Season 7, Episode 7 ("The Late Philip J. Fry") introduces one of the most complex plot devices in "Futurama" history: a time machine that only goes forward. Professor Farnsworth (Billy West) tells Fry (also Billy West) that he invented it to prevent something disgusting from happening during backward time travel. Of course, this is a reference to the events of Season 4, Episode 1 ("Roswell that Ends Well") in which Fry inadvertently becomes his own grandfather. However, while attempting a one-minute forward test with Fry and Bender (John DiMaggio), Farnsworth overshoots and lands the trio in the year 10,000. 

To return to their own time, the three are forced to travel to a time when backward time travel has been invented. Paradoxically, this means that the trio must travel forward so they can go backward. The premise gives "Futurama" an excuse to indulge in several wacky scenarios, as the group's journey through time introduces far-future periods in which humanity is enslaved by giraffes, knights ride on ostriches, and where robots have taken over. Like the best of the show's episodes, however, it's also a remarkably complex concept. It is so complex, in fact, that it may have been inspired by one of history's greatest theoretical physicists.

Stephen Hawking's time travel theories may have inspired Futurama

As it turns out, the idea of a time machine that only goes forward had been theorized in real life by renowned theoretical physicist Stephen Hawking before "Futurama" aired its own take on the idea. In a 2010 column for the Daily Mail, the late genius theorized a model of time travel in which a train travels around the world moving as close to the speed of light as physics will allow, meaning it would circle the globe seven times per second. This, he proposed, would cause time on board the train to begin moving relative to the time outside it. If it kept pace for 100 years, it would arrive 150 years in the future. Critically, however, Hawking posited that only seven days would have passed inside the train. "In one week they'd have traveled 100 years into the future," Hawking wrote.

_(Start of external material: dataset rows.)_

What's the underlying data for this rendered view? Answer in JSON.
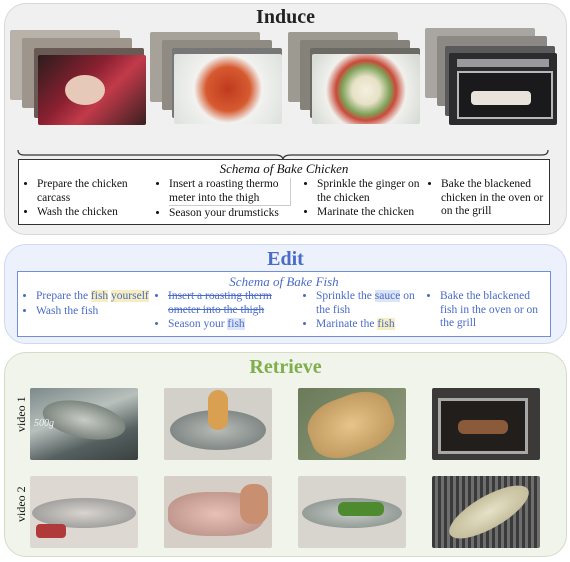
{
  "induce": {
    "title": "Induce",
    "schema_title": "Schema of Bake Chicken",
    "columns": [
      [
        "Prepare the chicken carcass",
        "Wash the chicken"
      ],
      [
        "Insert a roasting thermo meter into the thigh",
        "Season your drumsticks"
      ],
      [
        "Sprinkle the ginger on the chicken",
        "Marinate the chicken"
      ],
      [
        "Bake the blackened chicken in the oven or on the grill"
      ]
    ]
  },
  "edit": {
    "title": "Edit",
    "schema_title": "Schema of Bake Fish",
    "col1": {
      "a_pre": "Prepare the ",
      "a_word": "fish",
      "a_word2": "yourself",
      "b_pre": "Wash the fish"
    },
    "col2": {
      "a_strike": "Insert a roasting therm ometer into the thigh",
      "b_pre": "Season your ",
      "b_word": "fish"
    },
    "col3": {
      "a_pre": "Sprinkle the ",
      "a_word": "sauce",
      "a_post": "on the fish",
      "b_pre": "Marinate the ",
      "b_word": "fish"
    },
    "col4": {
      "a": "Bake the blackened fish in the oven or on the grill"
    }
  },
  "retrieve": {
    "title": "Retrieve",
    "video1_label": "video 1",
    "video2_label": "video 2",
    "overlay_text": "500g"
  },
  "colors": {
    "edit_accent": "#4a6bc7",
    "retrieve_accent": "#7fae4c"
  }
}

The key difference between Hawking's theory and the time machine in "The Late Philip J. Fry" is that the device in "Futurama" seems to stay put in the same location it began, whereas Hawking's theory requires continuous motion at near-light speeds. When Farnsworth, Fry, and Bender arrive in the year 10,000, the remnants of Planet Express are still visible. Assuming the show doesn't consider the continuous motion of Earth in orbit, that means they haven't moved in the three dimensions of space, only the fourth dimension of time. While "Futurama" can take a year per episode to create, it seems like quite the coincidence that this "Futurama" episode aired only three months after Hawking's article was published.